Like a soldier – enduring, obedient, single-minded.
Like an athlete – compelled by a vision of the crown, striving to play things as they’re meant to be played.
Like a farmer – patient, hard-working, but enjoying the fruits of his labour.
All of these callings involve unglamorous service, sacrifice, hard-work and perseverance. But they also promise victory, crowns and harvests. This is the long-termism Paul seeks to instil in Timothy. After the exhaustion and self-sacrifice comes the prize. And the prize is worth it.
Paul asks us to meditate on these portraits. But only because he has been meditating on them so deeply. As he writes his epitaph he returns to these same three visions: “I have fought a good fight, I have finished my course, I have kept the faith.”
He goes on…
Henceforth there is laid up for me a crown of righteousness, which the Lord, the righteous judge, shall give me at that day: and not to me only, but unto all them also that love his appearing. (2 Timothy 4:8)
Here is the prize. Just as Paul has participated in Christ’s sufferings, so he will participate in His glory. Christ’s life had a shape – cross and resurrection. The Christian life will have that same shape – suffering and glory. And Paul is now retiring from his hard-working soldiering, running and farming.
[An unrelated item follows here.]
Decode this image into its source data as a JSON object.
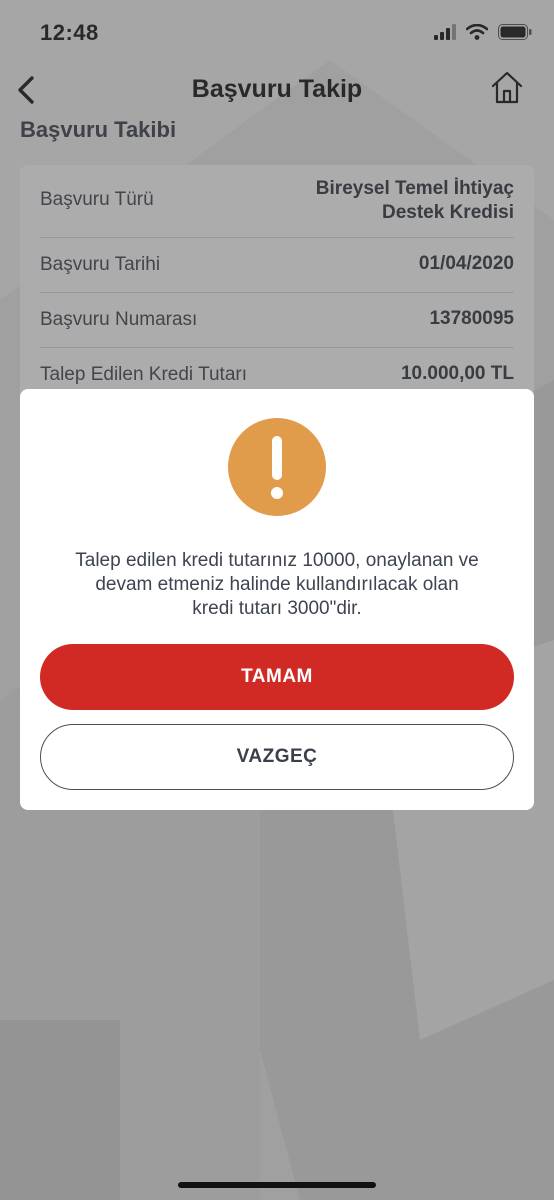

Now he’s entering into his victory, his crown, his harvest. Truly he’s being “promoted to glory!”
And perhaps we think to ourselves – that’s wonderful for Paul, what about for us?
Well he says that all of us can likewise share in this glory. And the way he phrases it is telling. He does not say “This crown is for all who have soldiered as hard as I have.” He does not say “This victory is for all who have run as hard as I have.” He does not say “This crown is for all who have persevered as valiantly as I have.” No, the crown is for those who “love his appearing.”
If we simply love Jesus. If we simply want Him – then we will share in His glory.
It’s just that those who share in His glory, will also share in His suffering. That’s not the price we pay – it’s the privilege of living His life in this world. Paul on his death bed wouldn’t have it any other way. And if we see things rightly, neither would we.
So then, as you long for Christ’s appearing, as you pass on His gospel hope, meditate on your calling:
— the soldier
— the athlete
— the farmer.
Anticipate the glory of Christ’s return
— the victory
— the crown
— the harvest.
And know that one day too, you will be able to say “I have fought a good fight, I have finished my course, I have kept the faith.”